| Problem statement |
Print each entry word for word.

____ Supplied data

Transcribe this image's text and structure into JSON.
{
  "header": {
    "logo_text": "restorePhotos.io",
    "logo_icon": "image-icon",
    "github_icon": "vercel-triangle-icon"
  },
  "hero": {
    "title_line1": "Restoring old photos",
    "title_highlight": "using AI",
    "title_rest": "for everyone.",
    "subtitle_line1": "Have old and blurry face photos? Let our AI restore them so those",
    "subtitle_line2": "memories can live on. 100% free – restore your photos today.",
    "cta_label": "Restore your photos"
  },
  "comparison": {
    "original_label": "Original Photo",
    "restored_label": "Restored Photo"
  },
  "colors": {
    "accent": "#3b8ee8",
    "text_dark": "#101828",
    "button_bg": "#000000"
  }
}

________

| Solution to this problem |
Transcribe this image's text and structure into JSON.
{
  "header": {
    "logo_text": "restorePhotos.io",
    "logo_icon": "image-icon",
    "github_icon": "vercel-triangle-icon"
  },
  "hero": {
    "title_line1": "Restoring old photos",
    "title_highlight": "using AI",
    "title_rest": "for everyone.",
    "subtitle_line1": "Have old and blurry face photos? Let our AI restore them so those",
    "subtitle_line2": "memories can live on. 100% free – restore your photos today.",
    "cta_label": "Restore your photos"
  },
  "comparison": {
    "original_label": "Original Photo",
    "restored_label": "Restored Photo"
  },
  "colors": {
    "accent": "#3b8ee8",
    "text_dark": "#101828",
    "button_bg": "#000000"
  }
}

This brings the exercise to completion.